**Problem to solve:** Print each record below precisely, with every picture left out of the copy.

Entries from a dataset of interfaces:
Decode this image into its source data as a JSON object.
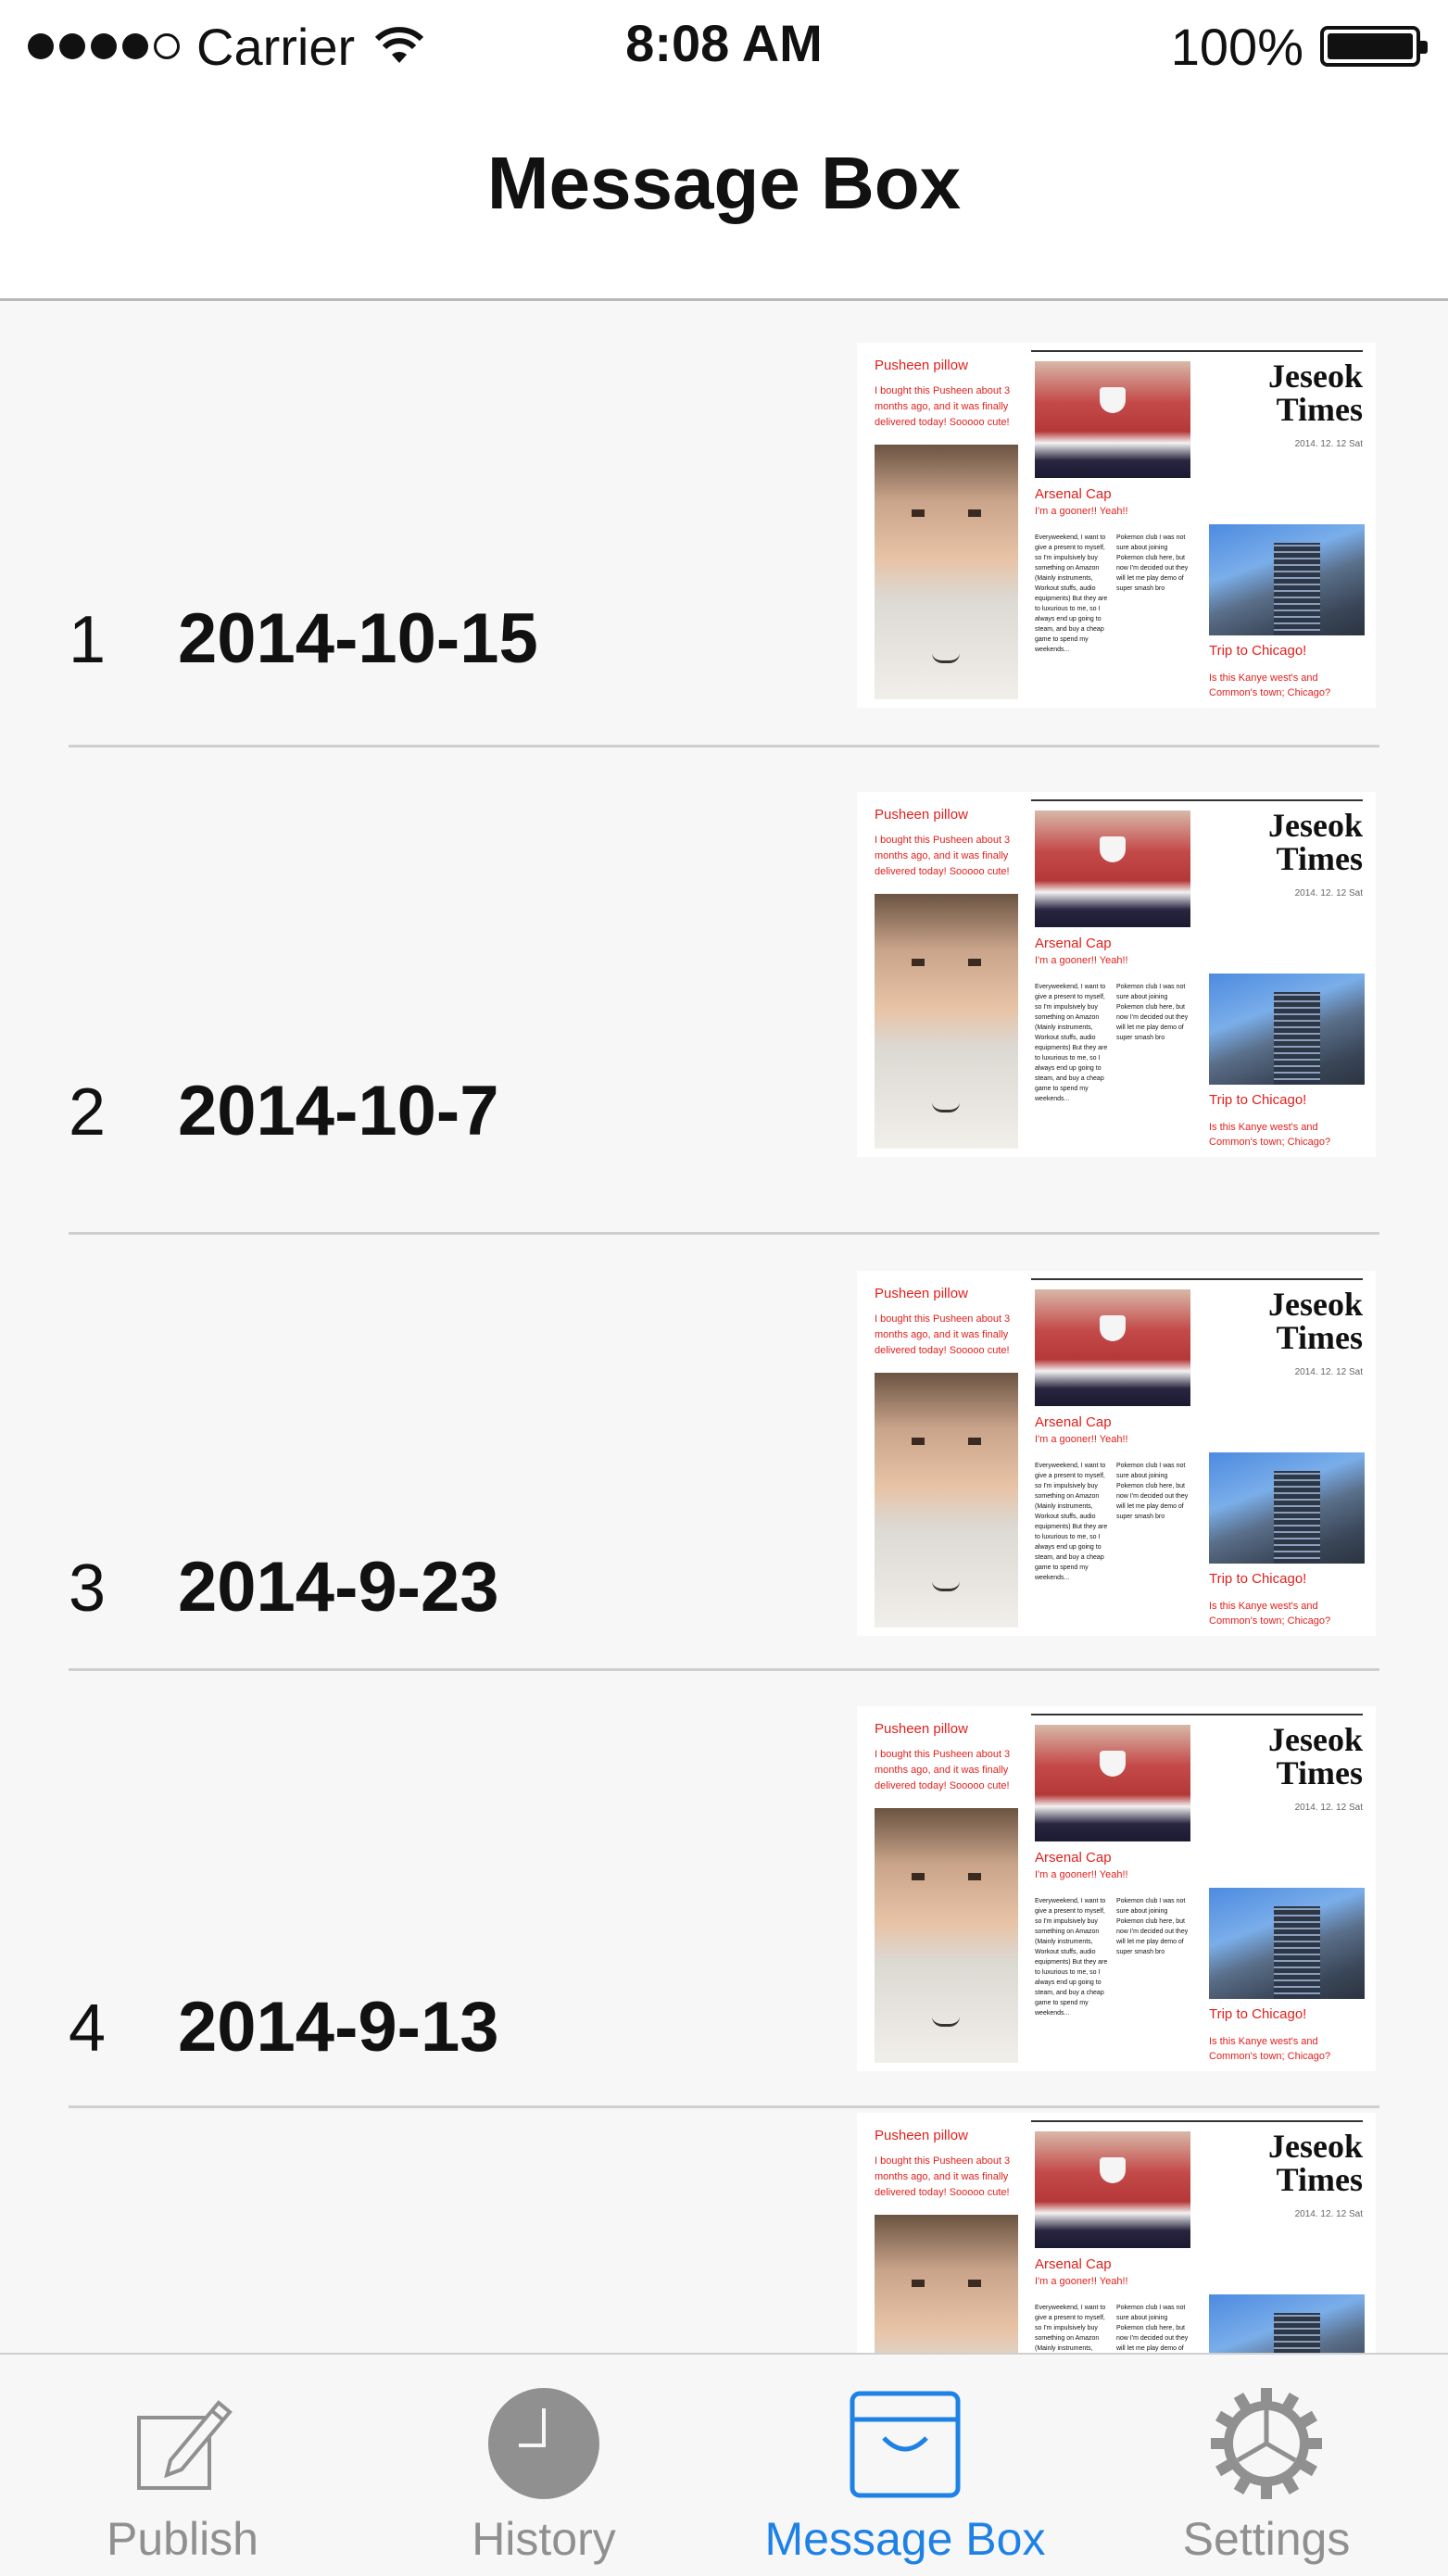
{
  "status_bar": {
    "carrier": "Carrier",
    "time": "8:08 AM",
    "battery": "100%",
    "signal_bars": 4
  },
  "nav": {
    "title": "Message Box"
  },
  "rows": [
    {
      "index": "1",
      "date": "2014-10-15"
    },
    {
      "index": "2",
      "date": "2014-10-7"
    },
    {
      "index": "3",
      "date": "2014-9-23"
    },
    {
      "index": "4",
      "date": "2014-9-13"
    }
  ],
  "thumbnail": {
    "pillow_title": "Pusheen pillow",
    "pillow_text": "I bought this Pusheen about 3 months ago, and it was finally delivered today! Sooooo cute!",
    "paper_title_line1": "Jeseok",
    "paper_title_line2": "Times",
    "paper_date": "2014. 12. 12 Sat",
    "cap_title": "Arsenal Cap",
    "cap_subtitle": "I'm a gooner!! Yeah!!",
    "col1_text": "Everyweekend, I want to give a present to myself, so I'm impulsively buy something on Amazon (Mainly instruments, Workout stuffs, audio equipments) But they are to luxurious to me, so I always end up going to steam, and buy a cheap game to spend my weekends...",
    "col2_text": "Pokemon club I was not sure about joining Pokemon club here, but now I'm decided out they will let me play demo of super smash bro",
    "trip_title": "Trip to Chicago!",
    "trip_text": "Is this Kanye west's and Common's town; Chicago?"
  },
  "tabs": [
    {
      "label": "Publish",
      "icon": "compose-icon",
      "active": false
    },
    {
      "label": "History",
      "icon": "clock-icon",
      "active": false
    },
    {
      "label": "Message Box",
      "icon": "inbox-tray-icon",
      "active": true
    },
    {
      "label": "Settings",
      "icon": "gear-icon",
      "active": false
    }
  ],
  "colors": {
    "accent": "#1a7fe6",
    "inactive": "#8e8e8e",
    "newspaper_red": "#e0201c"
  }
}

**Response for this exercise:**
Decode this image into its source data as a JSON object.
{
  "status_bar": {
    "carrier": "Carrier",
    "time": "8:08 AM",
    "battery": "100%",
    "signal_bars": 4
  },
  "nav": {
    "title": "Message Box"
  },
  "rows": [
    {
      "index": "1",
      "date": "2014-10-15"
    },
    {
      "index": "2",
      "date": "2014-10-7"
    },
    {
      "index": "3",
      "date": "2014-9-23"
    },
    {
      "index": "4",
      "date": "2014-9-13"
    }
  ],
  "thumbnail": {
    "pillow_title": "Pusheen pillow",
    "pillow_text": "I bought this Pusheen about 3 months ago, and it was finally delivered today! Sooooo cute!",
    "paper_title_line1": "Jeseok",
    "paper_title_line2": "Times",
    "paper_date": "2014. 12. 12 Sat",
    "cap_title": "Arsenal Cap",
    "cap_subtitle": "I'm a gooner!! Yeah!!",
    "col1_text": "Everyweekend, I want to give a present to myself, so I'm impulsively buy something on Amazon (Mainly instruments, Workout stuffs, audio equipments) But they are to luxurious to me, so I always end up going to steam, and buy a cheap game to spend my weekends...",
    "col2_text": "Pokemon club I was not sure about joining Pokemon club here, but now I'm decided out they will let me play demo of super smash bro",
    "trip_title": "Trip to Chicago!",
    "trip_text": "Is this Kanye west's and Common's town; Chicago?"
  },
  "tabs": [
    {
      "label": "Publish",
      "icon": "compose-icon",
      "active": false
    },
    {
      "label": "History",
      "icon": "clock-icon",
      "active": false
    },
    {
      "label": "Message Box",
      "icon": "inbox-tray-icon",
      "active": true
    },
    {
      "label": "Settings",
      "icon": "gear-icon",
      "active": false
    }
  ],
  "colors": {
    "accent": "#1a7fe6",
    "inactive": "#8e8e8e",
    "newspaper_red": "#e0201c"
  }
}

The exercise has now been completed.